EXERCISE: Produce a copy of every line in the records that holds the string "label".

Dataset rows describing interfaces:
◆ ◆ ◆ ◆ ◆ ◆ ◆

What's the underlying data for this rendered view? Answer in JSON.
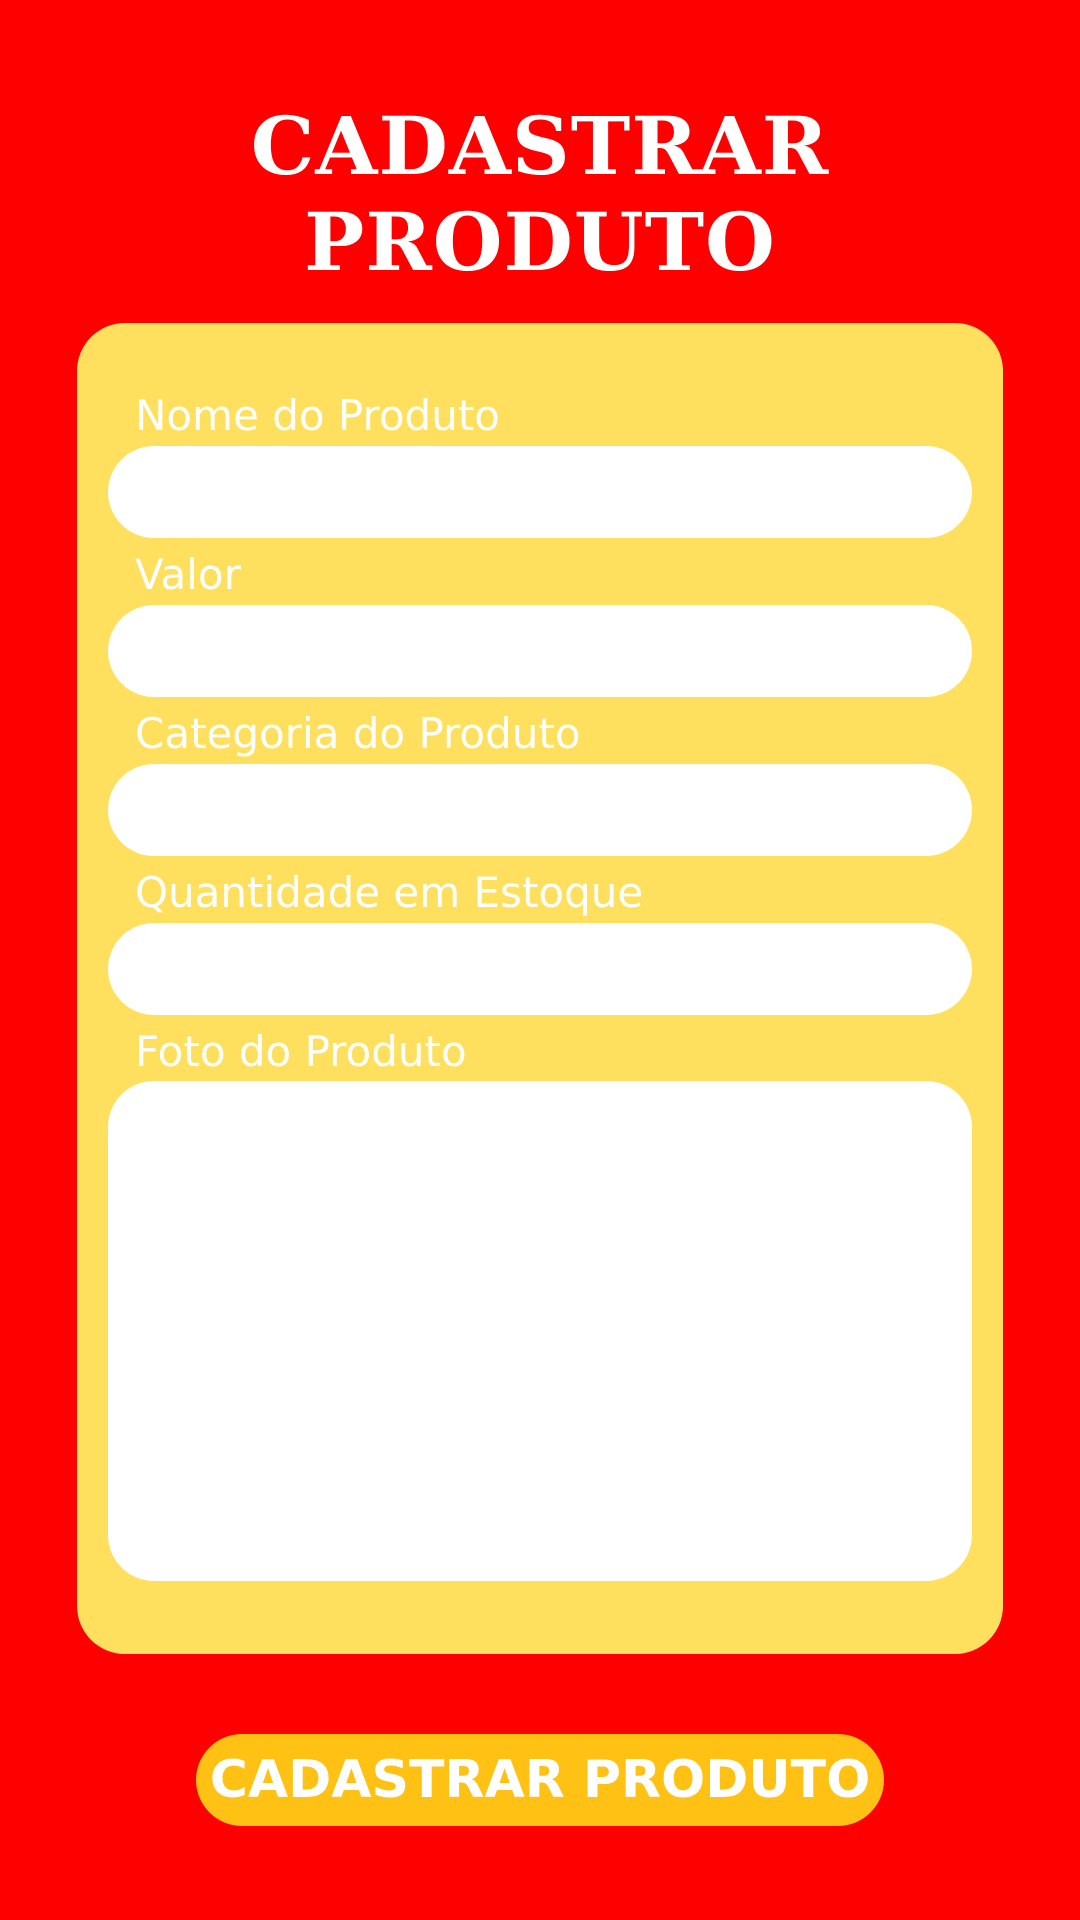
{
  "title": {
    "line1": "CADASTRAR",
    "line2": "PRODUTO"
  },
  "form": {
    "fields": [
      {
        "label": "Nome do Produto",
        "value": ""
      },
      {
        "label": "Valor",
        "value": ""
      },
      {
        "label": "Categoria do Produto",
        "value": ""
      },
      {
        "label": "Quantidade em Estoque",
        "value": ""
      }
    ],
    "photo": {
      "label": "Foto do Produto"
    }
  },
  "submit": {
    "label": "CADASTRAR PRODUTO"
  },
  "colors": {
    "background": "#ff0000",
    "card": "#ffe05e",
    "field": "#ffffff",
    "button": "#ffc114",
    "text": "#ffffff"
  }
}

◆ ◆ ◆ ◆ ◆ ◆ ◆

REPLY:
        "label": "Nome do Produto",
        "label": "Valor",
        "label": "Categoria do Produto",
        "label": "Quantidade em Estoque",
      "label": "Foto do Produto"
    "label": "CADASTRAR PRODUTO"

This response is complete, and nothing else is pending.